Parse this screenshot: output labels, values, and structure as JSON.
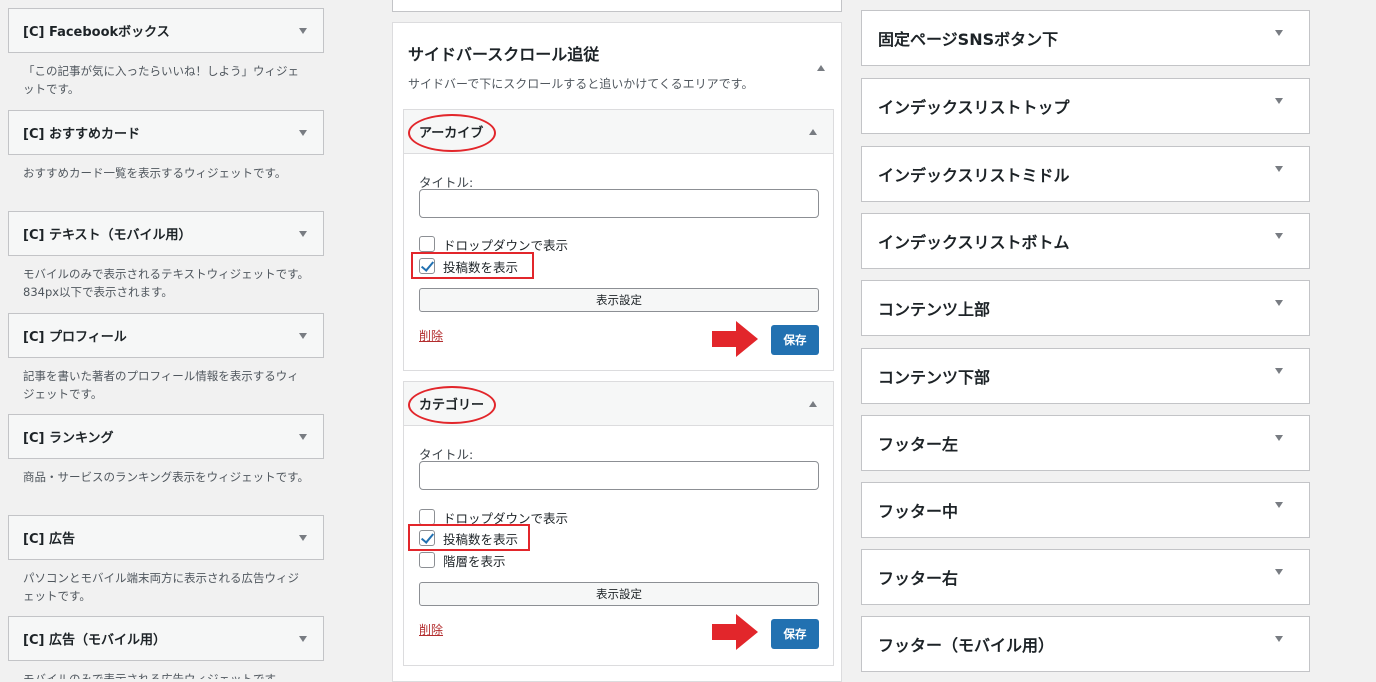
{
  "left_widgets": [
    {
      "title": "[C] Facebookボックス",
      "description": "「この記事が気に入ったらいいね！しよう」ウィジェットです。"
    },
    {
      "title": "[C] おすすめカード",
      "description": "おすすめカード一覧を表示するウィジェットです。"
    },
    {
      "title": "[C] テキスト（モバイル用）",
      "description": "モバイルのみで表示されるテキストウィジェットです。834px以下で表示されます。"
    },
    {
      "title": "[C] プロフィール",
      "description": "記事を書いた著者のプロフィール情報を表示するウィジェットです。"
    },
    {
      "title": "[C] ランキング",
      "description": "商品・サービスのランキング表示をウィジェットです。"
    },
    {
      "title": "[C] 広告",
      "description": "パソコンとモバイル端末両方に表示される広告ウィジェットです。"
    },
    {
      "title": "[C] 広告（モバイル用）",
      "description": "モバイルのみで表示される広告ウィジェットです。"
    }
  ],
  "sidebar_area": {
    "title": "サイドバースクロール追従",
    "description": "サイドバーで下にスクロールすると追いかけてくるエリアです。"
  },
  "archive_widget": {
    "title": "アーカイブ",
    "title_label": "タイトル:",
    "title_value": "",
    "dropdown_label": "ドロップダウンで表示",
    "dropdown_checked": false,
    "count_label": "投稿数を表示",
    "count_checked": true,
    "display_settings": "表示設定",
    "delete": "削除",
    "save": "保存"
  },
  "category_widget": {
    "title": "カテゴリー",
    "title_label": "タイトル:",
    "title_value": "",
    "dropdown_label": "ドロップダウンで表示",
    "dropdown_checked": false,
    "count_label": "投稿数を表示",
    "count_checked": true,
    "hierarchy_label": "階層を表示",
    "hierarchy_checked": false,
    "display_settings": "表示設定",
    "delete": "削除",
    "save": "保存"
  },
  "right_areas": [
    "固定ページSNSボタン下",
    "インデックスリストトップ",
    "インデックスリストミドル",
    "インデックスリストボトム",
    "コンテンツ上部",
    "コンテンツ下部",
    "フッター左",
    "フッター中",
    "フッター右",
    "フッター（モバイル用）"
  ],
  "colors": {
    "annotation_red": "#e2262b",
    "primary_blue": "#2271b1",
    "delete_red": "#b32d2e"
  }
}
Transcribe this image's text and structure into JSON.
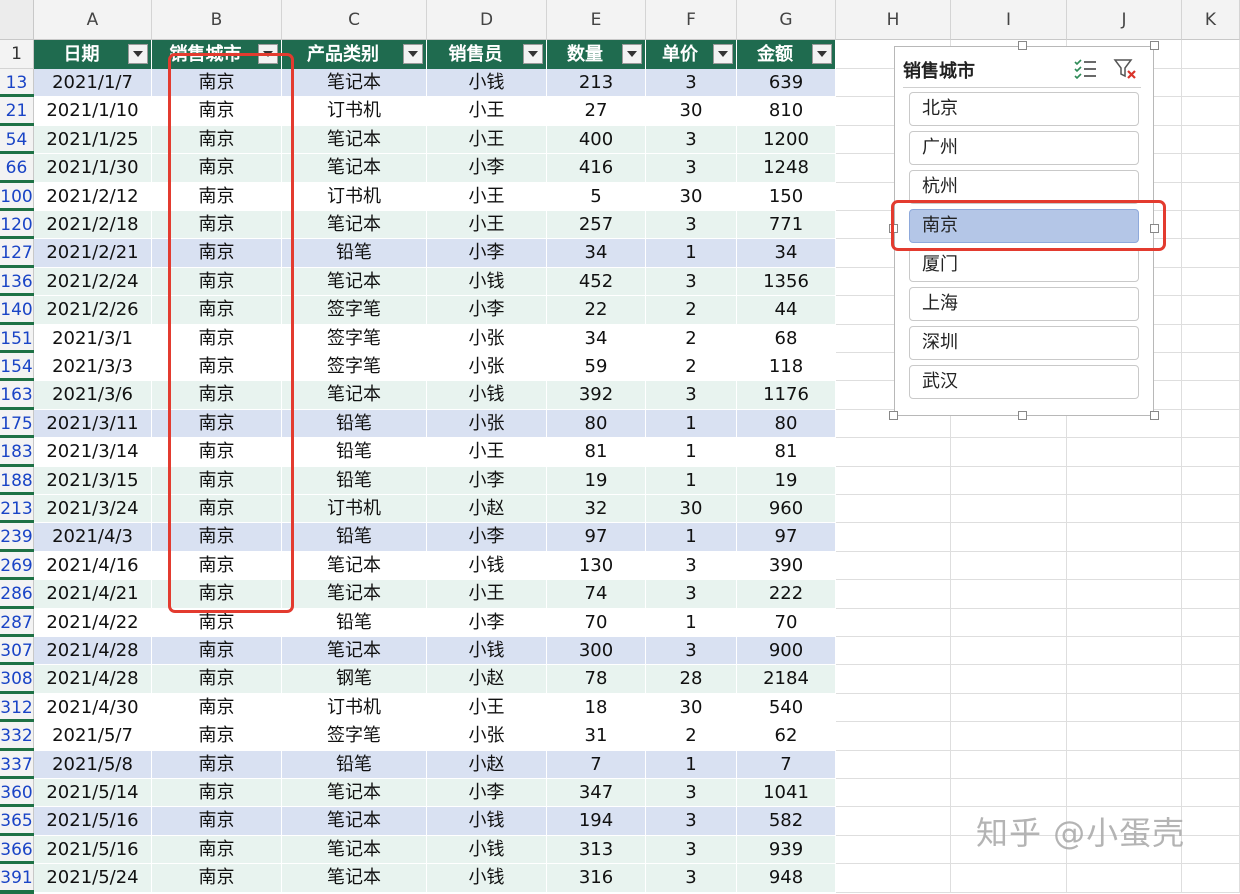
{
  "columns": [
    "A",
    "B",
    "C",
    "D",
    "E",
    "F",
    "G",
    "H",
    "I",
    "J",
    "K"
  ],
  "header_row_number": "1",
  "table_headers": [
    "日期",
    "销售城市",
    "产品类别",
    "销售员",
    "数量",
    "单价",
    "金额"
  ],
  "rows": [
    {
      "n": "13",
      "band": 0,
      "cells": [
        "2021/1/7",
        "南京",
        "笔记本",
        "小钱",
        "213",
        "3",
        "639"
      ]
    },
    {
      "n": "21",
      "band": 1,
      "cells": [
        "2021/1/10",
        "南京",
        "订书机",
        "小王",
        "27",
        "30",
        "810"
      ]
    },
    {
      "n": "54",
      "band": 2,
      "cells": [
        "2021/1/25",
        "南京",
        "笔记本",
        "小王",
        "400",
        "3",
        "1200"
      ]
    },
    {
      "n": "66",
      "band": 2,
      "cells": [
        "2021/1/30",
        "南京",
        "笔记本",
        "小李",
        "416",
        "3",
        "1248"
      ]
    },
    {
      "n": "100",
      "band": 1,
      "cells": [
        "2021/2/12",
        "南京",
        "订书机",
        "小王",
        "5",
        "30",
        "150"
      ]
    },
    {
      "n": "120",
      "band": 2,
      "cells": [
        "2021/2/18",
        "南京",
        "笔记本",
        "小王",
        "257",
        "3",
        "771"
      ]
    },
    {
      "n": "127",
      "band": 0,
      "cells": [
        "2021/2/21",
        "南京",
        "铅笔",
        "小李",
        "34",
        "1",
        "34"
      ]
    },
    {
      "n": "136",
      "band": 2,
      "cells": [
        "2021/2/24",
        "南京",
        "笔记本",
        "小钱",
        "452",
        "3",
        "1356"
      ]
    },
    {
      "n": "140",
      "band": 2,
      "cells": [
        "2021/2/26",
        "南京",
        "签字笔",
        "小李",
        "22",
        "2",
        "44"
      ]
    },
    {
      "n": "151",
      "band": 1,
      "cells": [
        "2021/3/1",
        "南京",
        "签字笔",
        "小张",
        "34",
        "2",
        "68"
      ]
    },
    {
      "n": "154",
      "band": 1,
      "cells": [
        "2021/3/3",
        "南京",
        "签字笔",
        "小张",
        "59",
        "2",
        "118"
      ]
    },
    {
      "n": "163",
      "band": 2,
      "cells": [
        "2021/3/6",
        "南京",
        "笔记本",
        "小钱",
        "392",
        "3",
        "1176"
      ]
    },
    {
      "n": "175",
      "band": 0,
      "cells": [
        "2021/3/11",
        "南京",
        "铅笔",
        "小张",
        "80",
        "1",
        "80"
      ]
    },
    {
      "n": "183",
      "band": 1,
      "cells": [
        "2021/3/14",
        "南京",
        "铅笔",
        "小王",
        "81",
        "1",
        "81"
      ]
    },
    {
      "n": "188",
      "band": 2,
      "cells": [
        "2021/3/15",
        "南京",
        "铅笔",
        "小李",
        "19",
        "1",
        "19"
      ]
    },
    {
      "n": "213",
      "band": 2,
      "cells": [
        "2021/3/24",
        "南京",
        "订书机",
        "小赵",
        "32",
        "30",
        "960"
      ]
    },
    {
      "n": "239",
      "band": 0,
      "cells": [
        "2021/4/3",
        "南京",
        "铅笔",
        "小李",
        "97",
        "1",
        "97"
      ]
    },
    {
      "n": "269",
      "band": 1,
      "cells": [
        "2021/4/16",
        "南京",
        "笔记本",
        "小钱",
        "130",
        "3",
        "390"
      ]
    },
    {
      "n": "286",
      "band": 2,
      "cells": [
        "2021/4/21",
        "南京",
        "笔记本",
        "小王",
        "74",
        "3",
        "222"
      ]
    },
    {
      "n": "287",
      "band": 1,
      "cells": [
        "2021/4/22",
        "南京",
        "铅笔",
        "小李",
        "70",
        "1",
        "70"
      ]
    },
    {
      "n": "307",
      "band": 0,
      "cells": [
        "2021/4/28",
        "南京",
        "笔记本",
        "小钱",
        "300",
        "3",
        "900"
      ]
    },
    {
      "n": "308",
      "band": 2,
      "cells": [
        "2021/4/28",
        "南京",
        "钢笔",
        "小赵",
        "78",
        "28",
        "2184"
      ]
    },
    {
      "n": "312",
      "band": 1,
      "cells": [
        "2021/4/30",
        "南京",
        "订书机",
        "小王",
        "18",
        "30",
        "540"
      ]
    },
    {
      "n": "332",
      "band": 1,
      "cells": [
        "2021/5/7",
        "南京",
        "签字笔",
        "小张",
        "31",
        "2",
        "62"
      ]
    },
    {
      "n": "337",
      "band": 0,
      "cells": [
        "2021/5/8",
        "南京",
        "铅笔",
        "小赵",
        "7",
        "1",
        "7"
      ]
    },
    {
      "n": "360",
      "band": 2,
      "cells": [
        "2021/5/14",
        "南京",
        "笔记本",
        "小李",
        "347",
        "3",
        "1041"
      ]
    },
    {
      "n": "365",
      "band": 0,
      "cells": [
        "2021/5/16",
        "南京",
        "笔记本",
        "小钱",
        "194",
        "3",
        "582"
      ]
    },
    {
      "n": "366",
      "band": 2,
      "cells": [
        "2021/5/16",
        "南京",
        "笔记本",
        "小钱",
        "313",
        "3",
        "939"
      ]
    },
    {
      "n": "391",
      "band": 2,
      "cells": [
        "2021/5/24",
        "南京",
        "笔记本",
        "小钱",
        "316",
        "3",
        "948"
      ]
    }
  ],
  "slicer": {
    "title": "销售城市",
    "items": [
      "北京",
      "广州",
      "杭州",
      "南京",
      "厦门",
      "上海",
      "深圳",
      "武汉"
    ],
    "selected": "南京"
  },
  "colors": {
    "header_green": "#1f6b4f",
    "band_blue": "#d9e1f2",
    "band_green": "#e8f3ef",
    "slicer_selected": "#b4c6e7",
    "highlight_red": "#e33b2f"
  },
  "watermark": "知乎 @小蛋壳"
}
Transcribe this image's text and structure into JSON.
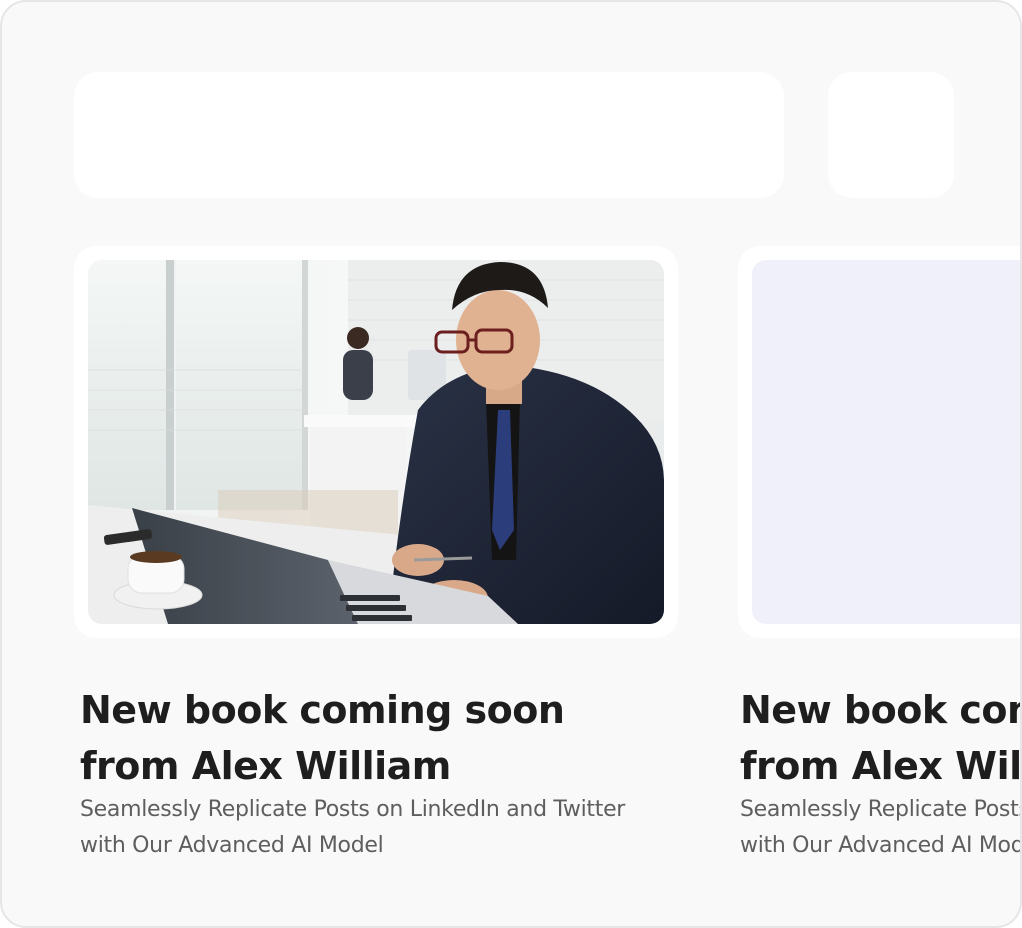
{
  "posts": [
    {
      "title": "New book coming soon from Alex William",
      "description": "Seamlessly Replicate Posts on LinkedIn and Twitter with Our Advanced AI Model"
    },
    {
      "title": "New book coming soon from Alex William",
      "description": "Seamlessly Replicate Posts on LinkedIn and Twitter with Our Advanced AI Model"
    }
  ],
  "colors": {
    "page_background": "#f9f9f9",
    "card_background": "#ffffff",
    "placeholder": "#f0f0fa",
    "title_text": "#1e1e1e",
    "description_text": "#5e5e5e"
  }
}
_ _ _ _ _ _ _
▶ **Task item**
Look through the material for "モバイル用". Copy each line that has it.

▶ **Task answer**
      "title": "[C] テキスト（モバイル用）",
      "title": "[C] 広告（モバイル用）",
    "フッター（モバイル用）"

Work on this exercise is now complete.